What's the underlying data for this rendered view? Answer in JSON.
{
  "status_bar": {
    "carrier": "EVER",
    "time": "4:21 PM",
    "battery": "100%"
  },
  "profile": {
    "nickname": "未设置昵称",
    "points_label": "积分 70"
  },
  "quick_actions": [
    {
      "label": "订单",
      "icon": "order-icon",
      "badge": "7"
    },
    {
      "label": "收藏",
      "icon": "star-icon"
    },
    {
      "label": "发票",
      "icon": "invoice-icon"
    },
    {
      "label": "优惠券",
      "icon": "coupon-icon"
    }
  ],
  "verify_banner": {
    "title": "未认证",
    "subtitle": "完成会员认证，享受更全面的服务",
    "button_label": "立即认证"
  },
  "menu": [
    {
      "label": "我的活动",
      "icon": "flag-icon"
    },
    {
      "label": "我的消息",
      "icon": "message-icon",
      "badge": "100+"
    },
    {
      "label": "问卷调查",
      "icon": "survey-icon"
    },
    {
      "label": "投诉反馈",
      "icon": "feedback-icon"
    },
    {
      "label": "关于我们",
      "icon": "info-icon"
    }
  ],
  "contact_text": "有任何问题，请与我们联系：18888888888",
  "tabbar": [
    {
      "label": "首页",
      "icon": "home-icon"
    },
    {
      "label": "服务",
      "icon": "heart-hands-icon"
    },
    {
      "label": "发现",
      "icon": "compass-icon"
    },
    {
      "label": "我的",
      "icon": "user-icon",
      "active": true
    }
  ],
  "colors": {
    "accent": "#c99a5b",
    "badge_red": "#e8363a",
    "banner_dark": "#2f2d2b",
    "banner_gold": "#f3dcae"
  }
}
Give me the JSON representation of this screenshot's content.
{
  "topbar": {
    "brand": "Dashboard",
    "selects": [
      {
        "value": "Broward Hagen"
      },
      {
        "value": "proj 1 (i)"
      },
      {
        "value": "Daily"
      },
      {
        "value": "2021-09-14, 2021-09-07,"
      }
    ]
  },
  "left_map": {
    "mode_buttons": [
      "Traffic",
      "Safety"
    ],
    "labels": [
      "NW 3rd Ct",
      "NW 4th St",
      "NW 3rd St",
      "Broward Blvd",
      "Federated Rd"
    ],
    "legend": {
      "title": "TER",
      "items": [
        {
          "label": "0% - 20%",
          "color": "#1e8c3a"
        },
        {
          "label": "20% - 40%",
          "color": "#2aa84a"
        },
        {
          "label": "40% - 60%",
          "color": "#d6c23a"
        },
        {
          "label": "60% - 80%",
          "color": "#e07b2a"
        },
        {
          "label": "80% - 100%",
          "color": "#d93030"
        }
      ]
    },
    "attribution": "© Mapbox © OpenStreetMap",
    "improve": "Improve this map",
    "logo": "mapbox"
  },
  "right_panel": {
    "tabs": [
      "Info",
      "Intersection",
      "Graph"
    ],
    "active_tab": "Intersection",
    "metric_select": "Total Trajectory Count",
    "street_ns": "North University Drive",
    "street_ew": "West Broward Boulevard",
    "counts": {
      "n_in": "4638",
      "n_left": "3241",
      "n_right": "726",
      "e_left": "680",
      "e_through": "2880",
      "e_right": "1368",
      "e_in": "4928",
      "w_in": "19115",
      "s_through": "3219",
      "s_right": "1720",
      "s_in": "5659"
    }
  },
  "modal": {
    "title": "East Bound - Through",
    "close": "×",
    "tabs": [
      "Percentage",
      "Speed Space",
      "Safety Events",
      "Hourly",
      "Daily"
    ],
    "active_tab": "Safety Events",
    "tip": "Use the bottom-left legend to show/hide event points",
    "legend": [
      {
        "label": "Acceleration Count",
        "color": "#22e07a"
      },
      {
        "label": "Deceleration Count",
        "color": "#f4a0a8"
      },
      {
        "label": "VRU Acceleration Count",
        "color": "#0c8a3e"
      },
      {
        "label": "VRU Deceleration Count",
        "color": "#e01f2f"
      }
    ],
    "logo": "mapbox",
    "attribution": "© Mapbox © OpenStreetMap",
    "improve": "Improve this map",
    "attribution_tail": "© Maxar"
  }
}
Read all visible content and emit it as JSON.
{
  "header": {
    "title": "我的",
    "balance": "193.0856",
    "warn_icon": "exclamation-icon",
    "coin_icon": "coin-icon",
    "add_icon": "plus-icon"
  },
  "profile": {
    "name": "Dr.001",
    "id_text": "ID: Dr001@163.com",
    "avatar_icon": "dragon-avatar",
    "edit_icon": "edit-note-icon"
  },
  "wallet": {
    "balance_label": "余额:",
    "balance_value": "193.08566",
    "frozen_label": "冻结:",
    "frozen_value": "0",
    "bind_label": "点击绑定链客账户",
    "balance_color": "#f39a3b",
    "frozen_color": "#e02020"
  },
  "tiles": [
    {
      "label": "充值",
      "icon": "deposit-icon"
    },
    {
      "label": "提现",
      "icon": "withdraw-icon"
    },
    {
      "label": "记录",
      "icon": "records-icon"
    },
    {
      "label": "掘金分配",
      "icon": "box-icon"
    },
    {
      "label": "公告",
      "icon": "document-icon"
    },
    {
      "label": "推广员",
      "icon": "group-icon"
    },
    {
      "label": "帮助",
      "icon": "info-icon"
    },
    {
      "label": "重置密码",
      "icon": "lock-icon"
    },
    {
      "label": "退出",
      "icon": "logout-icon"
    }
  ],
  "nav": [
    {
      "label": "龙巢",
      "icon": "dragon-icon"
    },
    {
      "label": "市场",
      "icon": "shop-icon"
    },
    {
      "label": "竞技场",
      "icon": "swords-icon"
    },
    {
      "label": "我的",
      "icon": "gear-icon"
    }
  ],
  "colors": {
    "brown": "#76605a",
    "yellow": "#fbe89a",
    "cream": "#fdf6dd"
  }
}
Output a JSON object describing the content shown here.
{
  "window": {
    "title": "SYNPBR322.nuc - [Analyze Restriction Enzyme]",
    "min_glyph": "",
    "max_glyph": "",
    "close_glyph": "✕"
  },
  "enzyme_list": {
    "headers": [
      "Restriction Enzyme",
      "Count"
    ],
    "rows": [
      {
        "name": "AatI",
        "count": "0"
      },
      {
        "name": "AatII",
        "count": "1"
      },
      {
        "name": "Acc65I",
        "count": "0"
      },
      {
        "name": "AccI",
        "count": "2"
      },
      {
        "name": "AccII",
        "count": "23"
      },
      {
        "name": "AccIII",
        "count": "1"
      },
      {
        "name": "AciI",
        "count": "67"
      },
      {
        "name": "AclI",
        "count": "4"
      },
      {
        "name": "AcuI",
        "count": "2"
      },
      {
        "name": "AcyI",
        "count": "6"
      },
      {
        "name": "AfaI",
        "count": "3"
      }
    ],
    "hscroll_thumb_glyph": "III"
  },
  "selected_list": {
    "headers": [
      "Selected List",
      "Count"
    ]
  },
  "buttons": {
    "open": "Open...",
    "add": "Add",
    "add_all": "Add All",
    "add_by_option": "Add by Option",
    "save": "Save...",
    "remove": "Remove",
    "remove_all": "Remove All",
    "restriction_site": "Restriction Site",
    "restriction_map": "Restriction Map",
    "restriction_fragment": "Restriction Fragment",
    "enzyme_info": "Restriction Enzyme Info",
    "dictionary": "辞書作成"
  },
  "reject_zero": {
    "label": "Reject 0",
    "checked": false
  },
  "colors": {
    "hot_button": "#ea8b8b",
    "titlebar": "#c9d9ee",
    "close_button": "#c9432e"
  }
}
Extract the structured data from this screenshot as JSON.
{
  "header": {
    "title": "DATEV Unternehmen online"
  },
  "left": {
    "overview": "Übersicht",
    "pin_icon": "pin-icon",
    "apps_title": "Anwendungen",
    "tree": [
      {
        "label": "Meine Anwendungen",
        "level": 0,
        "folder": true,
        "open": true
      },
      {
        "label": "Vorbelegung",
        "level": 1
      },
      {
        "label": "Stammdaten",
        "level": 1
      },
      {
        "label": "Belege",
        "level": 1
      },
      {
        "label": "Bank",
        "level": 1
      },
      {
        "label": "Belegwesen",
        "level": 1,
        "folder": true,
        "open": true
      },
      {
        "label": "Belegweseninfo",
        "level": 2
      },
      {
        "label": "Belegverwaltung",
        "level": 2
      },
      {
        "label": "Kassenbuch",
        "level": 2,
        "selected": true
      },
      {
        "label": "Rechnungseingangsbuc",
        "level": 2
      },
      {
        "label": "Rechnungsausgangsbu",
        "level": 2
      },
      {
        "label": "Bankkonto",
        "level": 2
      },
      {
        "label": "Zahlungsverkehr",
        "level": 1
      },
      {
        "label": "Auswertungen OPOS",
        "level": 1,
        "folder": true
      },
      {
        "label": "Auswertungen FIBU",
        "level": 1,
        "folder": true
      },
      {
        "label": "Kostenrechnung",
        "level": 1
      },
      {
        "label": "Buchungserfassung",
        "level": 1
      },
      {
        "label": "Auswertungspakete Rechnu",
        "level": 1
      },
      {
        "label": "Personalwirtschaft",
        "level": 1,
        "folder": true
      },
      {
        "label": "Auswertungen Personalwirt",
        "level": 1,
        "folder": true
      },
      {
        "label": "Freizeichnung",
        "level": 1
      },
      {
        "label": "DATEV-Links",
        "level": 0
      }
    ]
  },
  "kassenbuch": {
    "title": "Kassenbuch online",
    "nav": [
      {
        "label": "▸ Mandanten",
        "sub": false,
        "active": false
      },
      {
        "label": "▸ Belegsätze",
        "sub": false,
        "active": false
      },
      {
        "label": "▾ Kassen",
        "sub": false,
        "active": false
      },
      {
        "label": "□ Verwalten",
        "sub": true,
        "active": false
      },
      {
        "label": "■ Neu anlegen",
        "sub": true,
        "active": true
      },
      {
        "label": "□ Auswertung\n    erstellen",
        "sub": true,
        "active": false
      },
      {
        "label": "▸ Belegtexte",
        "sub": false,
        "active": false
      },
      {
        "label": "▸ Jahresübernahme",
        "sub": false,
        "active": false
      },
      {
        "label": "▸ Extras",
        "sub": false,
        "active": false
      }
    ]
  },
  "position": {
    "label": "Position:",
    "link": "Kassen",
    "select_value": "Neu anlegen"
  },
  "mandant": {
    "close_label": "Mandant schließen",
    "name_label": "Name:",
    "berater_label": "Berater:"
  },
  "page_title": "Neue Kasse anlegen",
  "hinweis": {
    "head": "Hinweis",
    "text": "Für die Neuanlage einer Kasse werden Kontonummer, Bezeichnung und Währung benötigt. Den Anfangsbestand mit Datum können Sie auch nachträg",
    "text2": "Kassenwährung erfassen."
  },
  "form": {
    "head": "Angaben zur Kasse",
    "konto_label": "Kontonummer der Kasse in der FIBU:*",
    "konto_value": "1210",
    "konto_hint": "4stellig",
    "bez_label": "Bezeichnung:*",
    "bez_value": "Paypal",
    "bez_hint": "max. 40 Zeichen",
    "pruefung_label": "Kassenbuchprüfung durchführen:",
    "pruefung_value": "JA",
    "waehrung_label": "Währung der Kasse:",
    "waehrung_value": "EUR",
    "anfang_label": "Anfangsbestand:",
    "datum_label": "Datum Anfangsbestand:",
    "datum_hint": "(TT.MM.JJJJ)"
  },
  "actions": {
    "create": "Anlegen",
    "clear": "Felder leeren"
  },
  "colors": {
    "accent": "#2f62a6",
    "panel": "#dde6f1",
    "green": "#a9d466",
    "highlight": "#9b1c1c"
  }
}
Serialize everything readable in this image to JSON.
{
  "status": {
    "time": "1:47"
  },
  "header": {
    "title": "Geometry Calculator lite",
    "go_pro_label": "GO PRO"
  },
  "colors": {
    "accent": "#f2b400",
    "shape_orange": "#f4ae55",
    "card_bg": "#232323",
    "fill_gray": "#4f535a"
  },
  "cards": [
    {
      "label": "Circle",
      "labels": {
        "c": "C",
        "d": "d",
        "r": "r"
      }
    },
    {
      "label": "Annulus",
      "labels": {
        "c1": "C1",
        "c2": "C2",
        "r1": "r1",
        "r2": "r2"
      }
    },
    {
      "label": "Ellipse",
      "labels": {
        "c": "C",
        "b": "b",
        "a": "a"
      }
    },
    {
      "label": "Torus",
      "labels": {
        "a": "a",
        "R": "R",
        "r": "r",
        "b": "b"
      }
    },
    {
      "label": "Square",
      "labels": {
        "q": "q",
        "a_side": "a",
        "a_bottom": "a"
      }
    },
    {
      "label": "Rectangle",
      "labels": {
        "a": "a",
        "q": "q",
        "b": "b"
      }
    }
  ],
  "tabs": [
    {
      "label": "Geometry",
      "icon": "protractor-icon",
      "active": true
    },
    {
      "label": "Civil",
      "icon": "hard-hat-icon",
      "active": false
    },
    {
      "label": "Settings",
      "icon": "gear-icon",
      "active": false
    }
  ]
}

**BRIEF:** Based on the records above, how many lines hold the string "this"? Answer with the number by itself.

**REPLY TO THE EXERCISE:** 6